When SJ emerged we headed towards the baggage claim and the outside world, where SJ’s dad would be waiting to whisk us away from the world of planes and gates. Now, Shreveport isn’t quite the smallest airport I’ve ever flown into – that honour goes to the hilariously grandiosely-named Rogue Valley International Medford Airport, Oregon, where the terminal is not quite a tin shack – but it is pretty small. Despite that we were half way through the terminal when SJ’s dad phoned us to ask where we were. When we got to him, we could see why: most of the corridor had been blocked off by a metal shutter! Thankfully it didn’t extend all the way across, so we got around that and down to the baggage claim just in time, as they were about to start putting our luggage into the Lost Luggage office! “But I didn’t take that long in the bathroom!!” SJ protested. As I pointed out at the time, she hadn’t, and I was pretty certain that the other passengers had only just left. I guessed the baggage attendants just wanted to get everything away so they could finish for the night.

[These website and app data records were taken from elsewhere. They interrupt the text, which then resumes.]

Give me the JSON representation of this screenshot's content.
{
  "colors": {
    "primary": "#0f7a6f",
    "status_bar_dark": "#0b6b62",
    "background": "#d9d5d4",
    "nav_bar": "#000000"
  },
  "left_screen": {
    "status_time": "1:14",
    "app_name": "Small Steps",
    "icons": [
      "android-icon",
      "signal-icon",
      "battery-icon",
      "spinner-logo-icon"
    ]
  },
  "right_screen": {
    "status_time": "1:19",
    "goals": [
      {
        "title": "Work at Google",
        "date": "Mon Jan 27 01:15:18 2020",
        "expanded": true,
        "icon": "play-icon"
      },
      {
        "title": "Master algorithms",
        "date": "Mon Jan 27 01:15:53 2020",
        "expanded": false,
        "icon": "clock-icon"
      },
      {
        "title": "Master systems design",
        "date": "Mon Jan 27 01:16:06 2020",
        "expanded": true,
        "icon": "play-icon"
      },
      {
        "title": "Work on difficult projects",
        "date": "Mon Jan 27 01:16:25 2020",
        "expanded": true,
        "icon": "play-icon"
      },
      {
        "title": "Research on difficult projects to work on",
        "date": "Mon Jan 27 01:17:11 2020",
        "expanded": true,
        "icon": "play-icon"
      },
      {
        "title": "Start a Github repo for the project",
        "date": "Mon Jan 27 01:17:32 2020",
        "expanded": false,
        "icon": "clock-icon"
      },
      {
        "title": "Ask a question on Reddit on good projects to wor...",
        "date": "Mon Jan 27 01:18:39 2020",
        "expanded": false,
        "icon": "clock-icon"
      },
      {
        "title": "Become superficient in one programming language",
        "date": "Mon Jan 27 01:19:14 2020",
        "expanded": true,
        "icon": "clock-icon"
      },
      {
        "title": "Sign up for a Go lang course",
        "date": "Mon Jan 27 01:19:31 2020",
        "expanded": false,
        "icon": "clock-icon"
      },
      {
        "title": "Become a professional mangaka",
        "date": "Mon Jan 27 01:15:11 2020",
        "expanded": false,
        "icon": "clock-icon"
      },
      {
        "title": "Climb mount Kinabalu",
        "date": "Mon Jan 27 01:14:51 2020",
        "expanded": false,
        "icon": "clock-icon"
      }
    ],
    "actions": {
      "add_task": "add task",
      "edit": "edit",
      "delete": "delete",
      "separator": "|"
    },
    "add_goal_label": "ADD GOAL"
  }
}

SJ’s dad drove us through Shreveport and over to Bossier City where SJ’s grandmother, Nannie, lives. We were going to be staying with her for a couple of days before starting on the roadtrip, and SJ’s dad had even moved Iolana (SJ’s car) to Nannie’s house. This was even more useful than he might have guessed: we hadn’t brought toiletries with us as we knew we had left some from the last time we were in the US, and those were in one of the suitcases SJ’s dad had put into the trunk of the car! After manhandling all our luggage into Nannie’s guest room, and finally digging the toiletries out of the very last suitcase, we found that Nannie had actually put some in the shower for us already! But, we finally showered, took sleeping pills to help make sure we could sleep properly and avoid jet lag, and collapsed into bed at just gone midnight.

We had been awake for 27 hours, and travelled over 4,800 miles, but we were safe and in the US; we had made it.